New York City Marathon 2012 canceled in the aftermath of Superstorm Sandy
Sunday’s New York City marathon has been canceled in the aftermath of Superstorm Sandy, NY Mayor Michael Bloomberg has announced.
Michael Bloomberg said in a statement: “We would not want a cloud to hang over the race or its participants, and so we have decided to cancel it.”
Plans to press ahead with the race had prompted uproar from politicians in cyclone-ravaged parts of the city.
More than 90 US deaths, over 40 of them in New York, have been blamed on Sandy.
Across the US East Coast, some 3.5 million homes and businesses – 1.2 million in New York state alone – still have no electricity, four days after the storm made landfall.
Mayor Michael Bloomberg said in his statement: “While holding the race would not require diverting resources from the recovery effort, it is clear that it has become the source of controversy and division.”
He added: “We cannot allow a controversy over an athletic event – even one as meaningful as this – to distract attention away from all the critically important work that is being done to recover from the storm and get our city back on track.”
It was not immediately clear if the race would be rescheduled for another date.
Elected officials representing Staten Island were among the harshest critics of Mayor Michael Bloomberg’s earlier statements that the race would go ahead.
“We’re still pulling bodies out of the water and the mayor is worried about marathon runners and returning to life as normal,” US Representative Michael Grimm, who represents the island and part of Brooklyn, told CNN.
“The Verrazano Bridge should be used for getting fuel and food in to Staten Island, not getting runners out. Police resources would be best allocated to prevent looting and in rescue and recovery operations.”
Rep Michael Grimm was joined by other local politicians, including both Republicans and Democrats, in demanding the race be postponed.
“The decision to move forward with the marathon is not a decision I would have made,” City Council Speaker Christine Quinn said.
Some runners who have signed up for the race told local website Gothamist that they would volunteer on Staten Island instead.
There was further controversy when background music played at the marathon expo in a Manhattan convention centre included the heavy metal song, Rock You Like a Hurricane.

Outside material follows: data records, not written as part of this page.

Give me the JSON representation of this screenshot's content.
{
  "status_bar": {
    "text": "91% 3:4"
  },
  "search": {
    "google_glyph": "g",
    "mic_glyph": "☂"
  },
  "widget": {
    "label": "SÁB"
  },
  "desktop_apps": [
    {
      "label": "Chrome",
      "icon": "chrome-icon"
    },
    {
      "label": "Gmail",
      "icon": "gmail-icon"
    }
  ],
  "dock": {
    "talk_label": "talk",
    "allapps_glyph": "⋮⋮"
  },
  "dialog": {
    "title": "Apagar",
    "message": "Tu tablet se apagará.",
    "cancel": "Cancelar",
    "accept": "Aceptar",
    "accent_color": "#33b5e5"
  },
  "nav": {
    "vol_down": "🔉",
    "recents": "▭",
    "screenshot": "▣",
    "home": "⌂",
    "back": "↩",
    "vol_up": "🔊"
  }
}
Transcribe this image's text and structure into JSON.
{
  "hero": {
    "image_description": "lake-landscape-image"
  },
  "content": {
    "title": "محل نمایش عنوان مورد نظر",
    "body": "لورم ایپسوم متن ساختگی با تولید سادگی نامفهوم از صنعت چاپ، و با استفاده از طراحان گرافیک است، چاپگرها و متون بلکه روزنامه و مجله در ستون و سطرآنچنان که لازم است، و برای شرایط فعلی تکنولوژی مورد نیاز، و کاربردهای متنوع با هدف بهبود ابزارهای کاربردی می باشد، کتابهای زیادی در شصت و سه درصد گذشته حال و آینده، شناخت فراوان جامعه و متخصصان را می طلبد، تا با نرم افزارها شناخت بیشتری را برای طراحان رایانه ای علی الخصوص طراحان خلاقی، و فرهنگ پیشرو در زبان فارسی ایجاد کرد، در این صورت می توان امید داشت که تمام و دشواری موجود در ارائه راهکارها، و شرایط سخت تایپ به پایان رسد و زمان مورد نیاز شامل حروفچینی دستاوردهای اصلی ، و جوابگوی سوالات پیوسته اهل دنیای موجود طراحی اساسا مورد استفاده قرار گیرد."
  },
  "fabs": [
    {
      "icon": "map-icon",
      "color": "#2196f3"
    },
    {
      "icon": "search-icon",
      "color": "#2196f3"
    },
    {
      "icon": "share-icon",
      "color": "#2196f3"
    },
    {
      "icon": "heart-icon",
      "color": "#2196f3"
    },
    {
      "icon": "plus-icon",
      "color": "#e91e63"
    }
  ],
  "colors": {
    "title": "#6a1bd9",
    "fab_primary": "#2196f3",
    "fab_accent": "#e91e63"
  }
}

Manhattan Borough President Scott Stringer, who originally wanted the race to go on, said on Friday that he had changed his mind.

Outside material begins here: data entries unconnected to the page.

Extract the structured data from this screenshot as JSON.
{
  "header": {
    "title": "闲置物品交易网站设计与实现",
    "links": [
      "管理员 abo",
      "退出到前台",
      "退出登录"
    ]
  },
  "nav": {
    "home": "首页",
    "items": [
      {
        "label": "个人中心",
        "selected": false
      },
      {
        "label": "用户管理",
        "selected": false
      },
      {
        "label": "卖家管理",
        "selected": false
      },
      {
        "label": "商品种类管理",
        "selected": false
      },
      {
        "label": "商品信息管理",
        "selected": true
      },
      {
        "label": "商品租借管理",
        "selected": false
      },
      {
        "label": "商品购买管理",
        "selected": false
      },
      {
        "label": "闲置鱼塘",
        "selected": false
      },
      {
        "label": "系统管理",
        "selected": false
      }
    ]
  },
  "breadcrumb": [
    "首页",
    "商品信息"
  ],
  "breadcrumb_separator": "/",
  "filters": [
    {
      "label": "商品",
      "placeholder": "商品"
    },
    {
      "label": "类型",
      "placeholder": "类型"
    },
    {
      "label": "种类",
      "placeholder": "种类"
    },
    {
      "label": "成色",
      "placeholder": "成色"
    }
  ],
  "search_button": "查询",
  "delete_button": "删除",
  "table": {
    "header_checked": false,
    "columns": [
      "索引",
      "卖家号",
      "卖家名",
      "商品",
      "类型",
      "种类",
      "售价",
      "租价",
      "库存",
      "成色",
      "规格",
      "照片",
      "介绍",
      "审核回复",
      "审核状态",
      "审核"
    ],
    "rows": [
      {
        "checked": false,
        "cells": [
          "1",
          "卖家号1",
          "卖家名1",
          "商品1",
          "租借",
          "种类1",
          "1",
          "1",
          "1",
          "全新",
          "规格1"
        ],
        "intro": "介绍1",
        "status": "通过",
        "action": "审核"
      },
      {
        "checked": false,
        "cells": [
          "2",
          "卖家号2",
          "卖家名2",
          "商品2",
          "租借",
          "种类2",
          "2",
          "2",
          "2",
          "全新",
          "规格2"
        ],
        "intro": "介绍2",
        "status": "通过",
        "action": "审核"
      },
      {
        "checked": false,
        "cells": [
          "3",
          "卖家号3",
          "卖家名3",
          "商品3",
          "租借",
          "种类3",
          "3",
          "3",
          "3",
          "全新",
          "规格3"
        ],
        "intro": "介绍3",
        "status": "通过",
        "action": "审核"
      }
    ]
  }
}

“New Yorkers deserve nothing less than to know that the entire government is focused solely on returning the city and their region back to normalcy,” Scott Stringer said in a statement.